  • The Right to Trigger – the buy-out enables a minority owner to secure a buyout from the company and/or from other owners, but may also include a redemption right in which the majority owners(s) have the right to redeem (repurchase) the minority owner’s stake in the company.  This provision therefore defines what events may give rise to the right to trigger the option, e.g., the departure of the investor from the company, or the right may exist at all times at the discretion of the parties; and
  • Valuation – one of the most important parts of the buy-sell agreement is the means or formula by which the value of the departing owner’s interest in the company will be determined.  This is often the most challenging part of the buy-sell agreement to negotiate, but it is rare for an impasse to be reached when the valuation aspect is being considered at the outset of the business before it has achieved any value whatsoever.

Final Thoughts – Pitfalls to Avoid

There is no “one size fits all” buy-sell agreement that should be adopted by every new private company.  Instead, each buy-sell agreement must be custom tailored to fit the specific needs and goals of the business owners.  There are some common pitfalls that can be avoided, however, which are summarized below.

First, buy-sell provisions that provide for minority owners to receive low-ball valuations at the time they exit the business are far more likely to lead to litigation with departing investors.  Low ball valuations are those that limit the departing investors to receiving book value rather than market value for their interest.  Nevertheless majority owners certainly have the right to provide a book value exit price to minority investors, and if they do so, the buy-sell agreement should spell this out clearly and explicitly to demonstrate that the minority made an informed choice in accepting this valuation. 

Second, private companies often have significant cash flow and liquidity issues.  Therefore, it is generally advisable to require that any buyout of a departing investor’s interest by the company be paid to the investor over some extended period of time rather than on a cash upfront basis.

Third, there are many different formulas for valuing a minority ownership interest in a privately held business.  One of the critical valuation issues is whether the minority interest will be subject to discounts for lack of marketability and lack of control.  Any valuation formula should therefore state expressly whether these “minority discounts” will be applied in the valuation process or whether the minority investor will, instead, receive an enterprise or fair value that is not subject to discounts.

Fourth, given that valuation is so central to the buy-sell provision, the parties should also consider whether they want to require that any dispute about valuation be subject to arbitration.  The parties can specify that the arbitration hearing take place promptly (within 90 days or less), which will permit them to secure a prompt, final resolution of the valuation dispute that avoids a drawn out, public court battle.
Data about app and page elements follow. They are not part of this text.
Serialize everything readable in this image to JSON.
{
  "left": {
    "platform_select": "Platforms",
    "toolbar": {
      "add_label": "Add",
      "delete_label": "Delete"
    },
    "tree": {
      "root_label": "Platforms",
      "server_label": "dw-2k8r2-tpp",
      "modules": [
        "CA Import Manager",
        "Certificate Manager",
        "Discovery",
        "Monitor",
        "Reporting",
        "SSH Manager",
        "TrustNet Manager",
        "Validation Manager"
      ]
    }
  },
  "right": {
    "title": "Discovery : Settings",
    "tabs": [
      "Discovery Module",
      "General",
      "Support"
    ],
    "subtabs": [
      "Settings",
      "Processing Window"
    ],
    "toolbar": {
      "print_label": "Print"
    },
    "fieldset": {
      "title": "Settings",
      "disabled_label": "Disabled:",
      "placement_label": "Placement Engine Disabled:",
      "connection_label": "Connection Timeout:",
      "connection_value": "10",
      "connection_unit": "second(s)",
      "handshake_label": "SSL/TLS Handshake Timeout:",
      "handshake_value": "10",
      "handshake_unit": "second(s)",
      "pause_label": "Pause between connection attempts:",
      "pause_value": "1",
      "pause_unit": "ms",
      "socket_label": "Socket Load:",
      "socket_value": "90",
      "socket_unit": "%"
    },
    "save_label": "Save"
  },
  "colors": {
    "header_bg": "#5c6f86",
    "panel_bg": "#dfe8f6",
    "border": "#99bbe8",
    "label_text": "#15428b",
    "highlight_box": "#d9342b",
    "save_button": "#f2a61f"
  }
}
The corporate pre-nup is a critical provision that both entrepreneurs and investors should put in place to provide for an exit strategy when the business is formed or when an investment is made.  This type of business planning provide all stakeholders with greater certainty and helps to avoid or lessens future ownership conflicts.


[1] Charles W. Murdock, The Evolution of Effective Remedies for Minority Shareholders and Its Impact Upon Valuation of Minority Shares, 65 NOTRE DAME L.REV. 425, 425 (1990).